= Beginning of Section =
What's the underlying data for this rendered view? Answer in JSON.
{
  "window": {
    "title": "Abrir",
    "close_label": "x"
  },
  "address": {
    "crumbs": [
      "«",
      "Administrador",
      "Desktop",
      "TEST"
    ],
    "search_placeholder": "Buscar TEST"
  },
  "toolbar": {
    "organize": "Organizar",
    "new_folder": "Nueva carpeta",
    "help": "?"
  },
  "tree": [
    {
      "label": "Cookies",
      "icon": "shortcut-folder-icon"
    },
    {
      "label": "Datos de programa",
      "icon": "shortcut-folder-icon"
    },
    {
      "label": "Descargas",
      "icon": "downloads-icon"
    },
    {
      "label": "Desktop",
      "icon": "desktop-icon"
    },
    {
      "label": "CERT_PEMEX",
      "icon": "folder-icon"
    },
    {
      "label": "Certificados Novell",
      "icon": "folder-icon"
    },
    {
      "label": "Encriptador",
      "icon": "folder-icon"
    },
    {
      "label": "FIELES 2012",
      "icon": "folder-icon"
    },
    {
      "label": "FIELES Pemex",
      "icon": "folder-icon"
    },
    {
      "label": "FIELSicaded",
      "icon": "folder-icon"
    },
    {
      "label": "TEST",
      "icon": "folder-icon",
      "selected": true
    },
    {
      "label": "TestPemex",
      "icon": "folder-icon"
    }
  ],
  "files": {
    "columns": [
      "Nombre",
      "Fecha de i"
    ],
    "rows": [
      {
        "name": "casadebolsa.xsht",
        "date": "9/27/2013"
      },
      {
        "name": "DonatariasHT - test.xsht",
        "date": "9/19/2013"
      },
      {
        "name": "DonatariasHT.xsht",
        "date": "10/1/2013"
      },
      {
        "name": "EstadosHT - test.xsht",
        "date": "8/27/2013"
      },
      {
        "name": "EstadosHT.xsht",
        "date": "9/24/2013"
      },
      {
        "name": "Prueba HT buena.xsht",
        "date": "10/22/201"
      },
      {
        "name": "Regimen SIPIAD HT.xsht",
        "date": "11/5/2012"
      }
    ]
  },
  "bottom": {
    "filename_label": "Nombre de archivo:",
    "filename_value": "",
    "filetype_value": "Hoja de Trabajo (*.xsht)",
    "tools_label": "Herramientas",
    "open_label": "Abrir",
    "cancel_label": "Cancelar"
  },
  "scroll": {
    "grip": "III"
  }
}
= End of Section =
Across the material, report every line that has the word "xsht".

_Response below:_
        "name": "casadebolsa.xsht",
        "name": "DonatariasHT - test.xsht",
        "name": "DonatariasHT.xsht",
        "name": "EstadosHT - test.xsht",
        "name": "EstadosHT.xsht",
        "name": "Prueba HT buena.xsht",
        "name": "Regimen SIPIAD HT.xsht",
    "filetype_value": "Hoja de Trabajo (*.xsht)",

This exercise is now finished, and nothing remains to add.